Opposition leader Stepan Demirchian tells “Aravot” that many members of the Armenian National Congress (HAK) believed that he, rather than Levon Ter-Petrosian, should run for Yerevan mayor in the May 31 elections. “But right from the beginning I have been of the opinion that Levon Ter-Petrosian leading the [HAK’s electoral] list would be the most optimal variant,” he says. “I believe the fact that Levon Ter-Petrosian will top the list will greatly mobilize our electorate.” He says that by agreeing to lead the HAK’s mayoral election campaign Ter-Petrosian made clear that his struggle against the government continues in earnest.
In an interview with “Iravunk,” a deputy chairman of the ruling Republican Party of Armenia (HHK), Razmik Zohrabian, shrugs off opposition claims that Ter-Petrosian’s decision to run for Yerevan mayor caused “panic” in the HHK ranks. “Our party was set up during the war and it has always fought and won since then,” says Zohrabian. “What panic are they talking about?” He describes the HHK’s electoral chances are “very high.” “In my opinion, the HAK’s chances of winning these elections are very low,” he adds.
“Yerkir” says that the HAK and the opposition Zharangutyun party never really negotiated over the possibility of forming an electoral alliance. “Otherwise, Zharangutyun would not have been so offended by the Congress’s proposal,” argues the paper. “Although it is Zharangutyun that is in parliament, it is crystal clear that the radicals [in the HAK] considers only themselves to be at the forefront [of the opposition struggle] and are sure that the people accept only their leader as an alternative to the current authority.”
Pollster Aharon Adibekian tells “Haykakan Zhamanak” that the HHK and its candidate, Gagik Beglarian, will win the May 31 polls.
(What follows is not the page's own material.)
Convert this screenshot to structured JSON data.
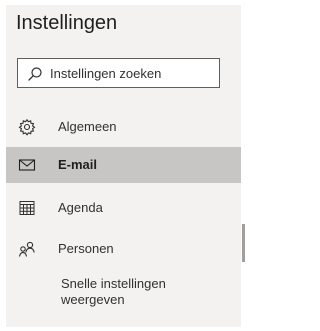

Adibekian argues that Beglarian was easily reelected as chief of Yerevan’s central Kentron district as recently as in October. “It’s hard to bribe [voters] in Kentron because its residents are mainly well-to-do,” he says. “And if Beglarian twice won in Kentron elections, then there must be something [about those victories] that we don’t know. Vote bribes are not a factor here because I can’t imagine going into these new high-rises and buying [their residents’] votes for $10.”